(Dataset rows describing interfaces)
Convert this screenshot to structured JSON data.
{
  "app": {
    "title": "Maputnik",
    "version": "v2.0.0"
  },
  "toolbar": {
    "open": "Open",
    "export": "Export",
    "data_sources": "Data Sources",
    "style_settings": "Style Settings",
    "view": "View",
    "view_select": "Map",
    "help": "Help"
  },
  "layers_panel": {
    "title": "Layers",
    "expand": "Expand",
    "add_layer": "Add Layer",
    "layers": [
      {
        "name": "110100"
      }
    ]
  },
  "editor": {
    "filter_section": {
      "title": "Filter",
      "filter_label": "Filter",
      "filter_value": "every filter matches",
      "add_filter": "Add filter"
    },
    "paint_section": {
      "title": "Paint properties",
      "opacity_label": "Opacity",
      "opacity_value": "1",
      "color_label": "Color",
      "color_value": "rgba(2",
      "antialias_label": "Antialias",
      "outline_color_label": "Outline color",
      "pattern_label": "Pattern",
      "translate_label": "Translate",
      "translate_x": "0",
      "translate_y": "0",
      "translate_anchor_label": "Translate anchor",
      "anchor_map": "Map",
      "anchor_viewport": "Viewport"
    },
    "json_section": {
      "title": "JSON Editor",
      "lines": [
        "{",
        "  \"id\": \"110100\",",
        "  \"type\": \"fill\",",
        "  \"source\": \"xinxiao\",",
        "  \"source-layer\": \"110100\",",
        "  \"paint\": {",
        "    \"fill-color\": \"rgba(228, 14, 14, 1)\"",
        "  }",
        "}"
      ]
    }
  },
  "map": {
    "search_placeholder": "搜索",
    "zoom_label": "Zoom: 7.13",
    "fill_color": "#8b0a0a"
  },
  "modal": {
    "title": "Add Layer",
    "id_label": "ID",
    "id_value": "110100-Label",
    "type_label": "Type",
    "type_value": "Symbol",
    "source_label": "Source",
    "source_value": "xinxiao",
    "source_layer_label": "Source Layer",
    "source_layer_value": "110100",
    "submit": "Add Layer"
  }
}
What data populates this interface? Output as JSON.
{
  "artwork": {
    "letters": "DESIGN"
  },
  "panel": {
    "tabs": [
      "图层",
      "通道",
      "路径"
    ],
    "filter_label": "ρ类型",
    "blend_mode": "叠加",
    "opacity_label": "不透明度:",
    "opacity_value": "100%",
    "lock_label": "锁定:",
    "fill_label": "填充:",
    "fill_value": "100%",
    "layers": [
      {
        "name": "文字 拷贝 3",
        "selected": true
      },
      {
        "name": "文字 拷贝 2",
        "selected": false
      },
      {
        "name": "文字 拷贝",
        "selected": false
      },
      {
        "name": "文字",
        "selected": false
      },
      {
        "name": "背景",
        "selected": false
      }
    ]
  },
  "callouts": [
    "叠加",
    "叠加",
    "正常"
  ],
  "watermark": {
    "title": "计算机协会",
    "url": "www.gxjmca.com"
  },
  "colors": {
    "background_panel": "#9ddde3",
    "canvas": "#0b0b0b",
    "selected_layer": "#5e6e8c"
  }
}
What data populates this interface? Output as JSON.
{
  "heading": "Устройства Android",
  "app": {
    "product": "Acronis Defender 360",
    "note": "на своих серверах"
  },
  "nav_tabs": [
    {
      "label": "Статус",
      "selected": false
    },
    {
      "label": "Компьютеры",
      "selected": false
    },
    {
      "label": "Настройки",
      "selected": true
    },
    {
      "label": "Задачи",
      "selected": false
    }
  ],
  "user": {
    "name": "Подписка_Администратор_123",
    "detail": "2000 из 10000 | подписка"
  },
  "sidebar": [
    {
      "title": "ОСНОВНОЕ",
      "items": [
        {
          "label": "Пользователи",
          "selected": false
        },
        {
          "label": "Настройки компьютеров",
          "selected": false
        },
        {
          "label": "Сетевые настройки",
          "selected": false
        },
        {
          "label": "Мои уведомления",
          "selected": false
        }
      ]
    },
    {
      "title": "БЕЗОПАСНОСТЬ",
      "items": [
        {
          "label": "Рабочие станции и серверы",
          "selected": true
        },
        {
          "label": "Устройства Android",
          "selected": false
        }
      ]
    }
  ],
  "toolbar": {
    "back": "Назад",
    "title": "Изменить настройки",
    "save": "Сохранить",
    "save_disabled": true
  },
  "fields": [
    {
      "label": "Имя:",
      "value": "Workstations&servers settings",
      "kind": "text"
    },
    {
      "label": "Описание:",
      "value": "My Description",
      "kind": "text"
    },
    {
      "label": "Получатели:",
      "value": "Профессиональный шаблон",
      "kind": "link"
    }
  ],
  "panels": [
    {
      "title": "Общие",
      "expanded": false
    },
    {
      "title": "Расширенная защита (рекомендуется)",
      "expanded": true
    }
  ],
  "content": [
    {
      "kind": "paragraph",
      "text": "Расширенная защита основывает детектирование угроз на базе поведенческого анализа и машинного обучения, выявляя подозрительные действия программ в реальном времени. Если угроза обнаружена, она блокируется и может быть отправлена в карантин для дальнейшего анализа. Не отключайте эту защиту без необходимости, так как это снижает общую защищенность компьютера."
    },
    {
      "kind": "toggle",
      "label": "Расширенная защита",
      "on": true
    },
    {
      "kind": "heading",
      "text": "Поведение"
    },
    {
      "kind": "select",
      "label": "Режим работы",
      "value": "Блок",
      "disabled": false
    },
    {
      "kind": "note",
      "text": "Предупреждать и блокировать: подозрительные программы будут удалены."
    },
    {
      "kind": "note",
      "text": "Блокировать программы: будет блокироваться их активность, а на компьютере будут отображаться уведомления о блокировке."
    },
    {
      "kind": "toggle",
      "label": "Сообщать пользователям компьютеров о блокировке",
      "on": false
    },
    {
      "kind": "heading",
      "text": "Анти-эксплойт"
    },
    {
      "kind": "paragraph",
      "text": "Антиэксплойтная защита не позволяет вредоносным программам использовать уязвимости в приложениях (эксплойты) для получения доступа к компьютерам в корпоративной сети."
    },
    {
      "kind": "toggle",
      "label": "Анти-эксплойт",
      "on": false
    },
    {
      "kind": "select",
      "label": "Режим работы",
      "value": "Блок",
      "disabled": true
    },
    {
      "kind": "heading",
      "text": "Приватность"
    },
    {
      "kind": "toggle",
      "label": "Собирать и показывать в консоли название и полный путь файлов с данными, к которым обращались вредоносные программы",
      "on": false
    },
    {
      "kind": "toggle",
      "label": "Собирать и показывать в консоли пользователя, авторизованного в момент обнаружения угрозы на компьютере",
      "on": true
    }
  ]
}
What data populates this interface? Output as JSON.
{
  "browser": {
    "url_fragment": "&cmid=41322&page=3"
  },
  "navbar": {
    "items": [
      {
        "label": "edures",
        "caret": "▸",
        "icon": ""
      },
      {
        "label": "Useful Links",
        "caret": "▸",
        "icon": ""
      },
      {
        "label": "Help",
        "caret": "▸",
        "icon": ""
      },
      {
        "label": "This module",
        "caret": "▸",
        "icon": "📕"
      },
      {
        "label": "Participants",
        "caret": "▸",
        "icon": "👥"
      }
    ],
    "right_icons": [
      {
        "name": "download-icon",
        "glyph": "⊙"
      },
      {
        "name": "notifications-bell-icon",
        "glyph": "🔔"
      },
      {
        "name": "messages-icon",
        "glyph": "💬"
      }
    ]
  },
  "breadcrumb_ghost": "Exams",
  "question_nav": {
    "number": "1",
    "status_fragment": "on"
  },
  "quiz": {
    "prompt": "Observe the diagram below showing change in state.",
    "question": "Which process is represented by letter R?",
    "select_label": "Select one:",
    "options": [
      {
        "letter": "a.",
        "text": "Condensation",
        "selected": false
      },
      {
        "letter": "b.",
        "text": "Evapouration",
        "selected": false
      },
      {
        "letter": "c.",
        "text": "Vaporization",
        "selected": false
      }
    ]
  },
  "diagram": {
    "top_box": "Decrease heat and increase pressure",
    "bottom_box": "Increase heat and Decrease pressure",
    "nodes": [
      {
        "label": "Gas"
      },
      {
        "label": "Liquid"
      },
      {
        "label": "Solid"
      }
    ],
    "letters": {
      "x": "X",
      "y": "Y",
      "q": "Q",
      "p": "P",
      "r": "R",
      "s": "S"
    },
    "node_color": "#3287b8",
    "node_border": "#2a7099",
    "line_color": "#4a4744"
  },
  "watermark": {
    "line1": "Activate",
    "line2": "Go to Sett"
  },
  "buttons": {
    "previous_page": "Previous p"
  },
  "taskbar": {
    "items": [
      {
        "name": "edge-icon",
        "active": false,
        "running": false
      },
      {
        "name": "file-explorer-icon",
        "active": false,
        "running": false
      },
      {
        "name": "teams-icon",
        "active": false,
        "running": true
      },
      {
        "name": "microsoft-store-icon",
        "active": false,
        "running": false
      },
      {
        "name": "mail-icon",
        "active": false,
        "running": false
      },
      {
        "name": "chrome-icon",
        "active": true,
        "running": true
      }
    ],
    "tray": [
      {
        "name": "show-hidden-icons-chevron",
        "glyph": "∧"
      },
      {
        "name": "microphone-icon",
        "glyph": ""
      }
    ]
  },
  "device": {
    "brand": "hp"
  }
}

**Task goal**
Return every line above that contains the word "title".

**Solution to this task**
    "title": "Maputnik",
    "title": "Layers",
      "title": "Filter",
      "title": "Paint properties",
      "title": "JSON Editor",
    "title": "Add Layer",
    "title": "计算机协会",
      "title": "ОСНОВНОЕ",
      "title": "БЕЗОПАСНОСТЬ",
    "title": "Изменить настройки",
      "title": "Общие",
      "title": "Расширенная защита (рекомендуется)",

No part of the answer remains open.